From the sign marking “ delet” on my kindergarten Sunday school class, to the door of my cabin in Chalutzim, the OSRUI Hebrew immersion program, Hebrew has been a part of my life for longer than I can remember. When I moved to Stevenson’s school district, I signed up for Hebrew class right away only to be told there wasn’t enough interest to run a class. Devastated, I waited a year and tried again to try to take Hebrew again my sophomore year.  

Lo and behold, the Hebrew program at Stevenson High School was reborn with me, a transfer student from Wisconsin as its number one fan.  Right off the bat I devoted my extra time to helping promote the Hebrew program. I worked closely with our amazing teacher Anna Gorbikoff to make sure our status as a program was known in our community. We spent months working on plans for the Hebrew program’s events partnering with our Club Israel and World’s Fair to make our dreams a reality. Finally, we held our very own event for the whole school, Israel Day, a day where we opened our community to the rest of the school so they could see how unique and special a community united by a common language can be.  But we didn’t stop at Israel Day; if we were capable of pulling off an event like that, who knows what else we are capable of.  

Fast forward another a semester and an official chapter of Hebrew National Honor Society (HNHS) was founded at Stevenson High School. I am personally connected to HNHS in many ways. Not only did I work diligently beside Mrs. Gorbikoff and my peers to bring this to fruition, I also served as the Vice President, and now the President. Truthfully, I couldn’t dream of anything more rewarding.   

I have watched our community go from 17 students from all three levels of Hebrew combined, to at least 17 students in EACH of the three levels currently offered. Our HNHS has grown from eight members with two people on the executive board to 16 general members and a full executive board. I have been there every step of the way, lending a hand, a pencil, or a session of peer tutoring whenever anyone has needed it. This community has given me the chance to be a part of something I couldn’t have dreamed of in a million years. I have learned so much more about the Hebrew language and culture than I ever thought I possibly could.

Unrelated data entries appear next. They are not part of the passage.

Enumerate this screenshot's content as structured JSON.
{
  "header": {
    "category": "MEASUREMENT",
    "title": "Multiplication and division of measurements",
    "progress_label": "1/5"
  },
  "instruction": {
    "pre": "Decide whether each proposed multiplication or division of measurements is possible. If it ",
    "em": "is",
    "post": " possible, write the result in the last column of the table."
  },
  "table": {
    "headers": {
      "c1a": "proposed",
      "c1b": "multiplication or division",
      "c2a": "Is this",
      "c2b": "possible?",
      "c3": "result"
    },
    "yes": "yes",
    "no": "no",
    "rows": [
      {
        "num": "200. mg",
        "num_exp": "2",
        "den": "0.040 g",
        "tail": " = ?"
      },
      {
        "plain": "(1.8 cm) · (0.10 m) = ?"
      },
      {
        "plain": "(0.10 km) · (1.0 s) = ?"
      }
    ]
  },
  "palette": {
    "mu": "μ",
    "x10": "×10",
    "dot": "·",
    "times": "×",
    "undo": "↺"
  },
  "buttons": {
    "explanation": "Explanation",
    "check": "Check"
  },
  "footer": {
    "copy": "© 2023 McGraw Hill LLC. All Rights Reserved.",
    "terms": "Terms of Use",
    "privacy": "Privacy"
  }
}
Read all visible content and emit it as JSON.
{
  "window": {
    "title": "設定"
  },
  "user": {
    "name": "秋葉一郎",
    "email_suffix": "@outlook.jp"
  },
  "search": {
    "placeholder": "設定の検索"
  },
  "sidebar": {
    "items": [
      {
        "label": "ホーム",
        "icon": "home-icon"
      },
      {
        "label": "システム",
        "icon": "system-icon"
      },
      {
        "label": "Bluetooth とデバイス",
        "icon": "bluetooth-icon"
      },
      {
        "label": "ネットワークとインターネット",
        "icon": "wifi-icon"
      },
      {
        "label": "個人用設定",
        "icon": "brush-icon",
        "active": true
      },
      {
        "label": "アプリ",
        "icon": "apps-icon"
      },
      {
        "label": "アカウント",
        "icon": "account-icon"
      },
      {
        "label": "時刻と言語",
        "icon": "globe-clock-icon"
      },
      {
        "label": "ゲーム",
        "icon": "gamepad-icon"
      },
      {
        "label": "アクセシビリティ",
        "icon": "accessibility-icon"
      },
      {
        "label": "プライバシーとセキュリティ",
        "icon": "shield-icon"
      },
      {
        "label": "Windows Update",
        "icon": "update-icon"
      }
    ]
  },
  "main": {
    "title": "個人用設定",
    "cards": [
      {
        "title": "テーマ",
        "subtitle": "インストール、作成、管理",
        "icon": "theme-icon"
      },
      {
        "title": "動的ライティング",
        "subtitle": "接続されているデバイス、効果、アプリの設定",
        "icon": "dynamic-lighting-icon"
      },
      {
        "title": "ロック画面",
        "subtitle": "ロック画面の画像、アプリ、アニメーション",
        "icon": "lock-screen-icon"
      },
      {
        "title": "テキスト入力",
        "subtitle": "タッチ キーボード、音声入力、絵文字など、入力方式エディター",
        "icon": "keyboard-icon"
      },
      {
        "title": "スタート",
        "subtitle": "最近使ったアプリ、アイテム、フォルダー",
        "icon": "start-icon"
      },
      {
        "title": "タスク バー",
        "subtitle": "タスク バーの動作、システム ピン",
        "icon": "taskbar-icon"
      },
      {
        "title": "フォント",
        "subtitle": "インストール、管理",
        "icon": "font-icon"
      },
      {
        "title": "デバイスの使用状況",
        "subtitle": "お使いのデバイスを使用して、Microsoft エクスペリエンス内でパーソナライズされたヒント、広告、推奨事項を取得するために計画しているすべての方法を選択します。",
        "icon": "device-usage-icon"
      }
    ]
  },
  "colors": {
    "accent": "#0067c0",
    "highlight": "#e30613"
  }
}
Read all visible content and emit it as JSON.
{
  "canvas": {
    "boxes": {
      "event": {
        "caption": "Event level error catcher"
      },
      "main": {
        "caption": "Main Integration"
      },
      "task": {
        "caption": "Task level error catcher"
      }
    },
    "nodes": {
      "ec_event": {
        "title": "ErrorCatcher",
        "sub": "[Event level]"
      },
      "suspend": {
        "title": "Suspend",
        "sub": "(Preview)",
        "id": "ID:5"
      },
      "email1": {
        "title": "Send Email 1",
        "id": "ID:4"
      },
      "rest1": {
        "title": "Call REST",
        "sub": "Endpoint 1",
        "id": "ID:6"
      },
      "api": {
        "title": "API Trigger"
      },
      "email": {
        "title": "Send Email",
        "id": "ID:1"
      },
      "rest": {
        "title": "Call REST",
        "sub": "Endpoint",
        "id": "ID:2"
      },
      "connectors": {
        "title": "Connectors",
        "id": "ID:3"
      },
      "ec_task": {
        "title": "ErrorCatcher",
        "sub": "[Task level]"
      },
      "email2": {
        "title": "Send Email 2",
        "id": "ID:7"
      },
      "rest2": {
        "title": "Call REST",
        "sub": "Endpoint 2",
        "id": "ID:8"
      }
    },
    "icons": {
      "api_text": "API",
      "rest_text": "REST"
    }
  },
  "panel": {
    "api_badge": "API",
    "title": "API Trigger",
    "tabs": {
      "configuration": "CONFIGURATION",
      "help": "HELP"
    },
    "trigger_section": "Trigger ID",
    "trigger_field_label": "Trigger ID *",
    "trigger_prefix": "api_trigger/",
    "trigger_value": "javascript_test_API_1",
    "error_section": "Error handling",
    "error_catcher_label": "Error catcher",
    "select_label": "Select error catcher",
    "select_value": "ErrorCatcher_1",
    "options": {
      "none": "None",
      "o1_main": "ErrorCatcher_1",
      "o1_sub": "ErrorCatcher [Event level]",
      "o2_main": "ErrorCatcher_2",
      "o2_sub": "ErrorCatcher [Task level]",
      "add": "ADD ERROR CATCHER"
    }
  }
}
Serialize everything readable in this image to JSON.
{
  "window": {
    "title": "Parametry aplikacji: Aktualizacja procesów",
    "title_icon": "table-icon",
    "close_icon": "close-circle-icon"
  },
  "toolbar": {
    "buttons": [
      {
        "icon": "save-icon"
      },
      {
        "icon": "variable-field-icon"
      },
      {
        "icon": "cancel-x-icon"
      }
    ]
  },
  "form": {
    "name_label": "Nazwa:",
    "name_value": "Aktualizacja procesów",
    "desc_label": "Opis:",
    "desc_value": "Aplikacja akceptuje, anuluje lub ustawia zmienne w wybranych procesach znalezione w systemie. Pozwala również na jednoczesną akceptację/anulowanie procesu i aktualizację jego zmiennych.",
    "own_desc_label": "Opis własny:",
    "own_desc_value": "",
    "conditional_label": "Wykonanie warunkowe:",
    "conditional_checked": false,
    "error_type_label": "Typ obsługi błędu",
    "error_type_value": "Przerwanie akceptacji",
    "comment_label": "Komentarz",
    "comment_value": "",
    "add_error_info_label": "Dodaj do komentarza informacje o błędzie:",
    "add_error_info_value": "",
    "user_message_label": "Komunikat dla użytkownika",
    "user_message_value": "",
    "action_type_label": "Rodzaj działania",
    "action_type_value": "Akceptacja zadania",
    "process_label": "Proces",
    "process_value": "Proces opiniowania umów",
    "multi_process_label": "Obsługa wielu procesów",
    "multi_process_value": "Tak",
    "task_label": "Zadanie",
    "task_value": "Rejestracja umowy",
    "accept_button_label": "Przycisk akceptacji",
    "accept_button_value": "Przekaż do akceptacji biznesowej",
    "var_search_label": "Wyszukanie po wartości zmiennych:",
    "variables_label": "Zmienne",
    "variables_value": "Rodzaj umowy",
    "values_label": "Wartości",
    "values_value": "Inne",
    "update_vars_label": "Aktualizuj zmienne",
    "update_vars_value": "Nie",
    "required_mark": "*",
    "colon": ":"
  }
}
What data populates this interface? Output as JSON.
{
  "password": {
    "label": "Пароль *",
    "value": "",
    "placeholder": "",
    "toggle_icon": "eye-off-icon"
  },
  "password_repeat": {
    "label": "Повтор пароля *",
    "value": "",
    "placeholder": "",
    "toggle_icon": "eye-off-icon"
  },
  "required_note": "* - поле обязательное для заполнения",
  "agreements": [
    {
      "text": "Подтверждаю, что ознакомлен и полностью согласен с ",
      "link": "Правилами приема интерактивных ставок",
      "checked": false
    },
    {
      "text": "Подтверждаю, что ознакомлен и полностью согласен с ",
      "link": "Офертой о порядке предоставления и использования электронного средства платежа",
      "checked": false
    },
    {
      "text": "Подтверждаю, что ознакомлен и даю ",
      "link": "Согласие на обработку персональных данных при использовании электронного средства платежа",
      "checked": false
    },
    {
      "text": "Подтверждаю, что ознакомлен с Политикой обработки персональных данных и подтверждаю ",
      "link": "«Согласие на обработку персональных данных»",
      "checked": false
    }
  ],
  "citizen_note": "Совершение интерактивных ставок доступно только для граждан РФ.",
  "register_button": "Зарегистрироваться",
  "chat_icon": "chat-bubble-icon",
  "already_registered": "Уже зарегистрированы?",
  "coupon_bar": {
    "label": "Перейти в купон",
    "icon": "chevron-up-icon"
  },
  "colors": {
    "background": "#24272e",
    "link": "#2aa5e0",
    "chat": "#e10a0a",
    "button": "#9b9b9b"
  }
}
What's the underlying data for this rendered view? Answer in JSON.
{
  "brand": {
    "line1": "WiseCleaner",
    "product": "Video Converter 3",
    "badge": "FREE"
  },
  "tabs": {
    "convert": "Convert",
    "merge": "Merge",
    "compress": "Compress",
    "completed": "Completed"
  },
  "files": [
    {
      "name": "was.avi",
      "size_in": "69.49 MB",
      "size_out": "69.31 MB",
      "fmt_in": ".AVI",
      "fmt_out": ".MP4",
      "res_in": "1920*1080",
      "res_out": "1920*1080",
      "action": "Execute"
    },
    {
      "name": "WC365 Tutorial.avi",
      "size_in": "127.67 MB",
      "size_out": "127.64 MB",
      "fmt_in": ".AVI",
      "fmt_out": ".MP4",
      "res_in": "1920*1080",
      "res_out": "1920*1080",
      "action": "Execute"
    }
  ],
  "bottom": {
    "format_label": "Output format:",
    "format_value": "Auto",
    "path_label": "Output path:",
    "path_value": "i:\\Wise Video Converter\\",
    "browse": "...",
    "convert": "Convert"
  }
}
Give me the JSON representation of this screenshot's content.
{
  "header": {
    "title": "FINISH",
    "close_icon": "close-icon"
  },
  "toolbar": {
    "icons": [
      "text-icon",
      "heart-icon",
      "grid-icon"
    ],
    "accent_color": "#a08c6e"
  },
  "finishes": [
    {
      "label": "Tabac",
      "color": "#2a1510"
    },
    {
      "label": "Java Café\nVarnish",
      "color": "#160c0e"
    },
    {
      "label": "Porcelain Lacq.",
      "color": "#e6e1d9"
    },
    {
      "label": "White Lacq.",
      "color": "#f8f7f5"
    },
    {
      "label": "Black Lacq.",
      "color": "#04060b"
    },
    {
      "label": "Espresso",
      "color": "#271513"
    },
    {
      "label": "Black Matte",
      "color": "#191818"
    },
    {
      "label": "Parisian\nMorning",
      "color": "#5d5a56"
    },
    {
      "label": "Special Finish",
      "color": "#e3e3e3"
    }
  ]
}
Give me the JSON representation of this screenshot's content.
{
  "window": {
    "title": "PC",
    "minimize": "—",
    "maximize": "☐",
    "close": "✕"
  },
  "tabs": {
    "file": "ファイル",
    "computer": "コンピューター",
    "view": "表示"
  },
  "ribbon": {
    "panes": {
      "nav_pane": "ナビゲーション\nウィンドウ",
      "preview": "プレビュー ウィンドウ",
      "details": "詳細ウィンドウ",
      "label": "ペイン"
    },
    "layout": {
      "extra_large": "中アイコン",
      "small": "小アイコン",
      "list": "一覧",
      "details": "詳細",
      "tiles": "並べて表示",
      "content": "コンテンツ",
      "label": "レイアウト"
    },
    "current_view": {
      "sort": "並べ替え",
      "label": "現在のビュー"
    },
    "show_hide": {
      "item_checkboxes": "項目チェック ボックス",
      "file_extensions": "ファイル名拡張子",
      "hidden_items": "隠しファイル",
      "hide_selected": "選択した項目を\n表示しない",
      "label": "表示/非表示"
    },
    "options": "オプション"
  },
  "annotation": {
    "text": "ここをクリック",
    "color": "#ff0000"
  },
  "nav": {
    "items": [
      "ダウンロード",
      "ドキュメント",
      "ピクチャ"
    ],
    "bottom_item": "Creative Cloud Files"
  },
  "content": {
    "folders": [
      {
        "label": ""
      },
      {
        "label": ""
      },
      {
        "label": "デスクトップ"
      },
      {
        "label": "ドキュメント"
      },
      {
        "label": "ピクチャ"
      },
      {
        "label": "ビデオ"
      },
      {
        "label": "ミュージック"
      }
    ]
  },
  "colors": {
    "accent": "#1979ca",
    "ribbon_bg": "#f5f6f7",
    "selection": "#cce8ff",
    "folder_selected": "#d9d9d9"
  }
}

Most importantly, having Hebrew be a part of my life has shown me that it won’t be over with my graduation from high school, that high school is only one chapter in my Hebrew story.